BOSTON (06/05/2000) - It's easy to see why James Knudson likes voice over DSL. His Covina, California, law firm buys voice-over-DSL service from mPower Communications that supports four phones and Internet access on a 768K-bps DSL connection for about US$300 per month.
That's roughly what he paid just for individual phone lines, one of which he used dialing up his ISP.
Now the DSL service uses a single set of phone wires, and Knudson gets a faster Internet connection compared to the pokey 56K-bps modem access he used to buy.
"The way I look at it, I pay the same amount as I did before for the phones and get this DSL Internet access for nothing," Knudson says.
Knudson is the kind of customer voice-over-DSL service providers are looking for. He wants better Internet access and comparable phone service, and is willing to take a chance on this new technology in exchange for what he perceives as a bargain.
While upstart carriers are jumping on voice-over-DSL technology, established players are interested as well. SBC Communications Inc. has bet a $6 billion network upgrade that provides voice over DSL to more than 80 percent of its customers. AT&T Corp., which also wants to provide customers with multiple voice channels and broadband data access links, will use DSL to back up primary access technology cable modems.

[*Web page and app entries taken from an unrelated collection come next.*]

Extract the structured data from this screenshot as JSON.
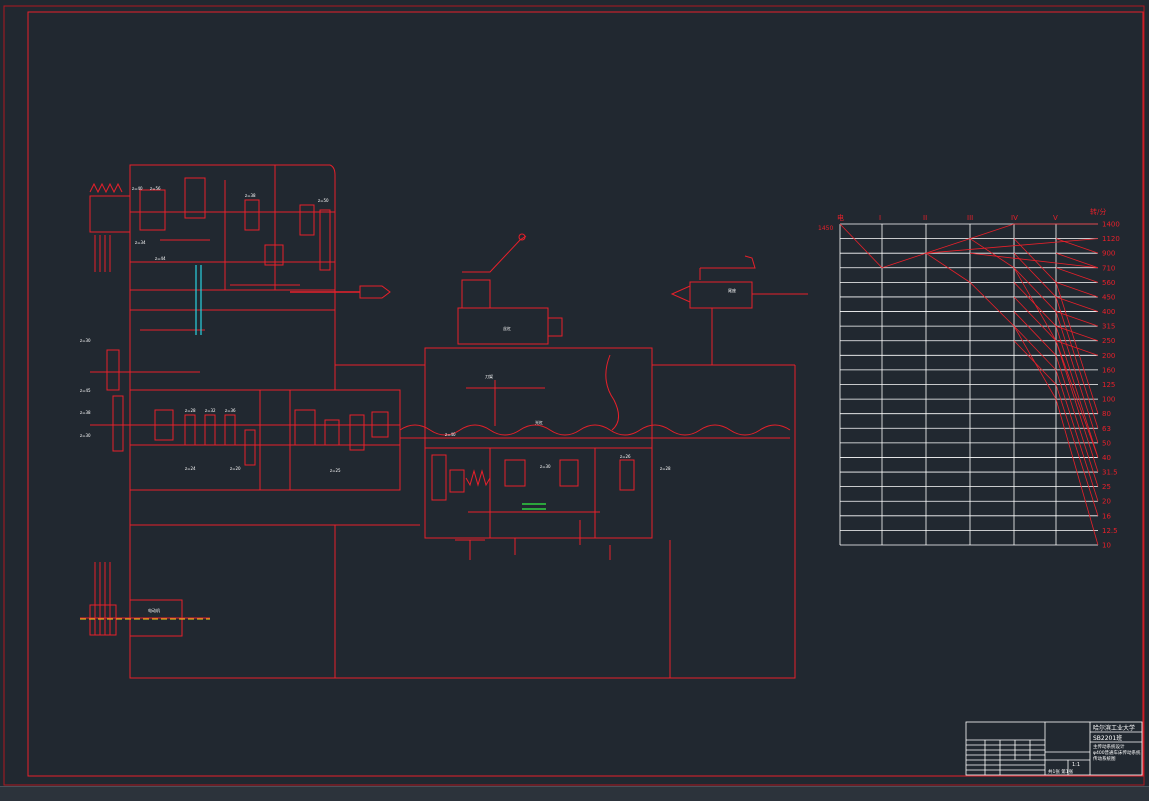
{
  "colors": {
    "background": "#212830",
    "line": "#e8202a",
    "text": "#ffffff",
    "cyan": "#29d3e0",
    "yellow": "#e6d21e",
    "green": "#30d040"
  },
  "speed_diagram": {
    "unit_label": "转/分",
    "column_labels": [
      "电",
      "I",
      "II",
      "III",
      "IV",
      "V"
    ],
    "motor_speed": "1450",
    "speed_values": [
      "1400",
      "1120",
      "900",
      "710",
      "560",
      "450",
      "400",
      "315",
      "250",
      "200",
      "160",
      "125",
      "100",
      "80",
      "63",
      "50",
      "40",
      "31.5",
      "25",
      "20",
      "16",
      "12.5",
      "10"
    ]
  },
  "title_block": {
    "school": "哈尔滨工业大学",
    "drawing_no": "SB2201班",
    "title_line1": "主传动系统设计",
    "title_line2": "φ400普通车床传动系统",
    "title_line3": "传动系统图",
    "scale": "1:1",
    "sheet_info": "共1张  第1张"
  }
}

Voice over DSL holds three other advantages. First, it streamlines services.
Voice, data and Internet access travel over a single regular phone line and customers deal with one service provider.
Second, customers can order as few as one or as many as 14 voice channels on the DSL circuit. Carriers can easily supply customers with just a few channels, such as what Knudson buys. If customers want to add phones, service providers can add more voice channels without sending a technician to the customer site because the new connections can be turned on remotely over the same wires.
And third, such a package could potentially cost less than the same services bought separately from different providers and delivered over separate wires.
For instance, mPower offers a package of eight phone channels, up to 1.5M-bps Internet access, 1,000 minutes of long-distance, free local phone calls, 10 e-mail accounts and a Web page for $400 to $650 per month, depending on the city. Prices vary because the company sets the rates to slightly undercut the other local options, says Rolla Huff, CEO of mPower.
Later, when Knudson and other customers are satisfied with these services, mPower will add to its service options. For example, mPower will offer access to applications such as payroll processing, Huff says.
This service roadmap follows the direction vendors are taking with the equipment that supports voice over DSL, which requires different equipment from traditional phone services. DSL lines become the access loop to the telephone network rather than regular, analog phone lines. DSL carries multiple voice channels as packets on a single circuit; traditional analog voice uses an entire circuit for each voice channel.
For voice over DSL to work, customer sites need to be equipped with gear that converts regular analog phone calls to ATM or IP. Such packetized voice uses some of the bandwidth on the DSL line to carry phone calls to and from customer locations.
At the carrier end of DSL lines, DSL Access Multiplexers (DSLAM) aggregate traffic from many customers and feed it into a switch or router that peels off the packets carrying voice and diverts them to a voice gateway. The gateway transfers phone traffic to the traditional circuit-switched public telephone network.
This configuration could lead to even cheaper long-distance prices. Long-haul carriers today have to pay access charges to the regional Bell operating companies that account for three cents per minute of charges. Competitive carriers selling voice-over-DSL services don't have to charge those fees, so using voice-over-DSL access could mean lower charges.
At the same time, this configuration of hardware means carriers need to pair DSLAMs with ATM switches to sort voice from data traffic, and vendors are already making more complex gear that integrates the functions of separate equipment. For example, Accelerated Networks has integrated support for ATM switched virtual circuits in its voice gateway, eliminating the need for an ATM access switch.
Startup Integral Access has taken this a step further. Unlike DSLAM makers, Integral is not converting a DSL box into something else. Its PurePacket access device handles traditional voice and data, as well as DSL.
Three major makers of DSL voice gateways - CopperCom, Jetstream and Tollbridge - are also morphing their equipment. Jetstream this week at SuperComm 2000 will announce new features in its gateway, such as the ability to set up phone calls and interoperate with a softswitch, a new type of carrier voice equipment.
CopperCom says it also plans to announce a roadmap for how its gateway will change as telephone access networks evolve.
These new features are preparing for the day when long-haul networks are also based on packets, which will make delivery of phone service more efficient, says Ray Keneipp, an analyst with the Burton Group.
In the meantime, customers can look forward to voice, data and Internet-access packages from DSL suppliers, with a host of new services to come. Managed security and VPN services will emerge as customer premise equipment develops, says Erick Klein, an analyst with the Yankee Group in Boston. Voice over DSL will lose its prominence and become one piece of a larger set of options, he says.
"DSL is the distribution vehicle for multiple services, and [voice over DSL] will just be a part of that," Klein says.